Would you repeat all the lines below, exactly as they stand?

Start of GIVEN RECORDS

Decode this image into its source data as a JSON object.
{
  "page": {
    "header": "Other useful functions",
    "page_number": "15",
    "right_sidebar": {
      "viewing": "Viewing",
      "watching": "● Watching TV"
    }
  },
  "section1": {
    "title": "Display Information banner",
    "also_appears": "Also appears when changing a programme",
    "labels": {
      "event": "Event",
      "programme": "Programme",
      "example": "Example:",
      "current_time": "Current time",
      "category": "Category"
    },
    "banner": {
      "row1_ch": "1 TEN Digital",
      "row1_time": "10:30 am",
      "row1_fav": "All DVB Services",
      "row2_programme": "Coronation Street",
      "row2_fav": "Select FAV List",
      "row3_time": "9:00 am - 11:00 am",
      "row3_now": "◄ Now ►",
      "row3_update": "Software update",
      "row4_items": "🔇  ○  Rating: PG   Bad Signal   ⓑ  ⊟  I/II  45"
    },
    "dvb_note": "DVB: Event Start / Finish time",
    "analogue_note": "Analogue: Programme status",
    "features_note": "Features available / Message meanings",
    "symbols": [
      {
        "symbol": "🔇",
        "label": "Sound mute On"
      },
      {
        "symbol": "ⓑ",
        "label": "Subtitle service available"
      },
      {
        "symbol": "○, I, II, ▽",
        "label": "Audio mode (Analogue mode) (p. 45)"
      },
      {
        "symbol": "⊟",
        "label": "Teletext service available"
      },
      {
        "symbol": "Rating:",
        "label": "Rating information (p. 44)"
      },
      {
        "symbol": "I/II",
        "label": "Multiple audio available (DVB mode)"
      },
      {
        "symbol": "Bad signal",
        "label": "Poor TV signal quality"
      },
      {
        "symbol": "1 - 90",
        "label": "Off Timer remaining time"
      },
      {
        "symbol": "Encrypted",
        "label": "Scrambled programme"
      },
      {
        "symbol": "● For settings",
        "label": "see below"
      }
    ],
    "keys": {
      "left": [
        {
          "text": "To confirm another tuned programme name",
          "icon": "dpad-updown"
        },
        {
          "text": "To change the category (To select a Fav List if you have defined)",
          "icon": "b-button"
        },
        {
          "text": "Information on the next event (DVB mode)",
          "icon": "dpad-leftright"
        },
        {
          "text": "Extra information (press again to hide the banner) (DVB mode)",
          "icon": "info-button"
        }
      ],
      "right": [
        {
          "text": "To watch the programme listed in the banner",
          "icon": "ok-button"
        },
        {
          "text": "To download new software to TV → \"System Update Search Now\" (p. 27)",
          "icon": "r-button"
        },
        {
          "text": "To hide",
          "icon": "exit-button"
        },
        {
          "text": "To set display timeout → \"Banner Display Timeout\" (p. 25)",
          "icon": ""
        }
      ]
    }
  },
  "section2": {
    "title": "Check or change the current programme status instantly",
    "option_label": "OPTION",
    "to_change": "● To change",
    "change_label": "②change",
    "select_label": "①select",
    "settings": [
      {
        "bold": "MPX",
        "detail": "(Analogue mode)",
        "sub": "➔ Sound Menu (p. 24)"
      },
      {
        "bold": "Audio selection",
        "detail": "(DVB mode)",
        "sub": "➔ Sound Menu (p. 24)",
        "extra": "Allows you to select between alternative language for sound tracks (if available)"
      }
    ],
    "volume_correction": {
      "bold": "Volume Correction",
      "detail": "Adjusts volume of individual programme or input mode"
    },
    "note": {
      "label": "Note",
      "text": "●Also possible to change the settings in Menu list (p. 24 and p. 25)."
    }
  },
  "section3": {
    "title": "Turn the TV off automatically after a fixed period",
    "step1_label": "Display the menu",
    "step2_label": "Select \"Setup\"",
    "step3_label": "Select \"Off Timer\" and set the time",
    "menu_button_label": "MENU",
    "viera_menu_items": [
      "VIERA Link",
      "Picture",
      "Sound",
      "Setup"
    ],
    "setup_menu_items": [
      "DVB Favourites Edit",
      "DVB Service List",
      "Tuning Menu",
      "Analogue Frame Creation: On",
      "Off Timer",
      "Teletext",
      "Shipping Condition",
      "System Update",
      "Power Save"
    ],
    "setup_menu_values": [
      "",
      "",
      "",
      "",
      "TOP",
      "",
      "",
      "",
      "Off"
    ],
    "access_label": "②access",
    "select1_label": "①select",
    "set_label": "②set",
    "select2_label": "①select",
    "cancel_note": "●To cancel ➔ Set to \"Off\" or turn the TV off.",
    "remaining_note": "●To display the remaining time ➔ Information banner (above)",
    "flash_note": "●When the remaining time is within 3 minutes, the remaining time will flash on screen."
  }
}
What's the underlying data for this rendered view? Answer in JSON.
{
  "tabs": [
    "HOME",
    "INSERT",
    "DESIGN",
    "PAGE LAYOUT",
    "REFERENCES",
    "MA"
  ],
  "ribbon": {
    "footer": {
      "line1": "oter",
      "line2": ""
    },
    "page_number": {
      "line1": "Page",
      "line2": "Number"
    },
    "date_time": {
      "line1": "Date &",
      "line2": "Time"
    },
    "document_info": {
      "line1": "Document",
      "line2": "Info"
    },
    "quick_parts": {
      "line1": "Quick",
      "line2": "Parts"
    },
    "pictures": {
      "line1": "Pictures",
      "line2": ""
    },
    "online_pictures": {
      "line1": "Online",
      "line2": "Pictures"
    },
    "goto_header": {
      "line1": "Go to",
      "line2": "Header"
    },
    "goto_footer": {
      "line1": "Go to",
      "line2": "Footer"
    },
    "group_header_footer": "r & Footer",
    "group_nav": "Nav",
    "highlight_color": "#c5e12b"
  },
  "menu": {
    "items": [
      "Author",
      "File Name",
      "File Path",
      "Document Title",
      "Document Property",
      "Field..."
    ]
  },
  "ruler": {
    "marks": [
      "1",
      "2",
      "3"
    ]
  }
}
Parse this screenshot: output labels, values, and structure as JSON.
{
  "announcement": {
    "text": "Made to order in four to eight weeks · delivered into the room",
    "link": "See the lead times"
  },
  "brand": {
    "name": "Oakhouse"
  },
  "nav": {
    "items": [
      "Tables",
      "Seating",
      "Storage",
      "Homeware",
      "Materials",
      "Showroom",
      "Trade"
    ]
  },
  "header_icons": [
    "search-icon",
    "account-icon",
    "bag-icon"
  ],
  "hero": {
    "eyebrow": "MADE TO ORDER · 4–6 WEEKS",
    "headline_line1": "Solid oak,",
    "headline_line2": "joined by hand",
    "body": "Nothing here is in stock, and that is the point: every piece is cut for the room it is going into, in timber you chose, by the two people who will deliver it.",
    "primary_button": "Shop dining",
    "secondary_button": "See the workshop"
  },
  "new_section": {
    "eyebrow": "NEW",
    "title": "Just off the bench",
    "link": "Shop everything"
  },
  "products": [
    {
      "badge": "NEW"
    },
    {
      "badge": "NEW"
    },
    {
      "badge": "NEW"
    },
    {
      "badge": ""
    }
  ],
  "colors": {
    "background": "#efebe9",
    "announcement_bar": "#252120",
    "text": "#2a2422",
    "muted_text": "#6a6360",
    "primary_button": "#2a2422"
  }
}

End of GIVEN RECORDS

** TASK SOLUTION **
Decode this image into its source data as a JSON object.
{
  "page": {
    "header": "Other useful functions",
    "page_number": "15",
    "right_sidebar": {
      "viewing": "Viewing",
      "watching": "● Watching TV"
    }
  },
  "section1": {
    "title": "Display Information banner",
    "also_appears": "Also appears when changing a programme",
    "labels": {
      "event": "Event",
      "programme": "Programme",
      "example": "Example:",
      "current_time": "Current time",
      "category": "Category"
    },
    "banner": {
      "row1_ch": "1 TEN Digital",
      "row1_time": "10:30 am",
      "row1_fav": "All DVB Services",
      "row2_programme": "Coronation Street",
      "row2_fav": "Select FAV List",
      "row3_time": "9:00 am - 11:00 am",
      "row3_now": "◄ Now ►",
      "row3_update": "Software update",
      "row4_items": "🔇  ○  Rating: PG   Bad Signal   ⓑ  ⊟  I/II  45"
    },
    "dvb_note": "DVB: Event Start / Finish time",
    "analogue_note": "Analogue: Programme status",
    "features_note": "Features available / Message meanings",
    "symbols": [
      {
        "symbol": "🔇",
        "label": "Sound mute On"
      },
      {
        "symbol": "ⓑ",
        "label": "Subtitle service available"
      },
      {
        "symbol": "○, I, II, ▽",
        "label": "Audio mode (Analogue mode) (p. 45)"
      },
      {
        "symbol": "⊟",
        "label": "Teletext service available"
      },
      {
        "symbol": "Rating:",
        "label": "Rating information (p. 44)"
      },
      {
        "symbol": "I/II",
        "label": "Multiple audio available (DVB mode)"
      },
      {
        "symbol": "Bad signal",
        "label": "Poor TV signal quality"
      },
      {
        "symbol": "1 - 90",
        "label": "Off Timer remaining time"
      },
      {
        "symbol": "Encrypted",
        "label": "Scrambled programme"
      },
      {
        "symbol": "● For settings",
        "label": "see below"
      }
    ],
    "keys": {
      "left": [
        {
          "text": "To confirm another tuned programme name",
          "icon": "dpad-updown"
        },
        {
          "text": "To change the category (To select a Fav List if you have defined)",
          "icon": "b-button"
        },
        {
          "text": "Information on the next event (DVB mode)",
          "icon": "dpad-leftright"
        },
        {
          "text": "Extra information (press again to hide the banner) (DVB mode)",
          "icon": "info-button"
        }
      ],
      "right": [
        {
          "text": "To watch the programme listed in the banner",
          "icon": "ok-button"
        },
        {
          "text": "To download new software to TV → \"System Update Search Now\" (p. 27)",
          "icon": "r-button"
        },
        {
          "text": "To hide",
          "icon": "exit-button"
        },
        {
          "text": "To set display timeout → \"Banner Display Timeout\" (p. 25)",
          "icon": ""
        }
      ]
    }
  },
  "section2": {
    "title": "Check or change the current programme status instantly",
    "option_label": "OPTION",
    "to_change": "● To change",
    "change_label": "②change",
    "select_label": "①select",
    "settings": [
      {
        "bold": "MPX",
        "detail": "(Analogue mode)",
        "sub": "➔ Sound Menu (p. 24)"
      },
      {
        "bold": "Audio selection",
        "detail": "(DVB mode)",
        "sub": "➔ Sound Menu (p. 24)",
        "extra": "Allows you to select between alternative language for sound tracks (if available)"
      }
    ],
    "volume_correction": {
      "bold": "Volume Correction",
      "detail": "Adjusts volume of individual programme or input mode"
    },
    "note": {
      "label": "Note",
      "text": "●Also possible to change the settings in Menu list (p. 24 and p. 25)."
    }
  },
  "section3": {
    "title": "Turn the TV off automatically after a fixed period",
    "step1_label": "Display the menu",
    "step2_label": "Select \"Setup\"",
    "step3_label": "Select \"Off Timer\" and set the time",
    "menu_button_label": "MENU",
    "viera_menu_items": [
      "VIERA Link",
      "Picture",
      "Sound",
      "Setup"
    ],
    "setup_menu_items": [
      "DVB Favourites Edit",
      "DVB Service List",
      "Tuning Menu",
      "Analogue Frame Creation: On",
      "Off Timer",
      "Teletext",
      "Shipping Condition",
      "System Update",
      "Power Save"
    ],
    "setup_menu_values": [
      "",
      "",
      "",
      "",
      "TOP",
      "",
      "",
      "",
      "Off"
    ],
    "access_label": "②access",
    "select1_label": "①select",
    "set_label": "②set",
    "select2_label": "①select",
    "cancel_note": "●To cancel ➔ Set to \"Off\" or turn the TV off.",
    "remaining_note": "●To display the remaining time ➔ Information banner (above)",
    "flash_note": "●When the remaining time is within 3 minutes, the remaining time will flash on screen."
  }
}
What's the underlying data for this rendered view? Answer in JSON.
{
  "tabs": [
    "HOME",
    "INSERT",
    "DESIGN",
    "PAGE LAYOUT",
    "REFERENCES",
    "MA"
  ],
  "ribbon": {
    "footer": {
      "line1": "oter",
      "line2": ""
    },
    "page_number": {
      "line1": "Page",
      "line2": "Number"
    },
    "date_time": {
      "line1": "Date &",
      "line2": "Time"
    },
    "document_info": {
      "line1": "Document",
      "line2": "Info"
    },
    "quick_parts": {
      "line1": "Quick",
      "line2": "Parts"
    },
    "pictures": {
      "line1": "Pictures",
      "line2": ""
    },
    "online_pictures": {
      "line1": "Online",
      "line2": "Pictures"
    },
    "goto_header": {
      "line1": "Go to",
      "line2": "Header"
    },
    "goto_footer": {
      "line1": "Go to",
      "line2": "Footer"
    },
    "group_header_footer": "r & Footer",
    "group_nav": "Nav",
    "highlight_color": "#c5e12b"
  },
  "menu": {
    "items": [
      "Author",
      "File Name",
      "File Path",
      "Document Title",
      "Document Property",
      "Field..."
    ]
  },
  "ruler": {
    "marks": [
      "1",
      "2",
      "3"
    ]
  }
}
Parse this screenshot: output labels, values, and structure as JSON.
{
  "announcement": {
    "text": "Made to order in four to eight weeks · delivered into the room",
    "link": "See the lead times"
  },
  "brand": {
    "name": "Oakhouse"
  },
  "nav": {
    "items": [
      "Tables",
      "Seating",
      "Storage",
      "Homeware",
      "Materials",
      "Showroom",
      "Trade"
    ]
  },
  "header_icons": [
    "search-icon",
    "account-icon",
    "bag-icon"
  ],
  "hero": {
    "eyebrow": "MADE TO ORDER · 4–6 WEEKS",
    "headline_line1": "Solid oak,",
    "headline_line2": "joined by hand",
    "body": "Nothing here is in stock, and that is the point: every piece is cut for the room it is going into, in timber you chose, by the two people who will deliver it.",
    "primary_button": "Shop dining",
    "secondary_button": "See the workshop"
  },
  "new_section": {
    "eyebrow": "NEW",
    "title": "Just off the bench",
    "link": "Shop everything"
  },
  "products": [
    {
      "badge": "NEW"
    },
    {
      "badge": "NEW"
    },
    {
      "badge": "NEW"
    },
    {
      "badge": ""
    }
  ],
  "colors": {
    "background": "#efebe9",
    "announcement_bar": "#252120",
    "text": "#2a2422",
    "muted_text": "#6a6360",
    "primary_button": "#2a2422"
  }
}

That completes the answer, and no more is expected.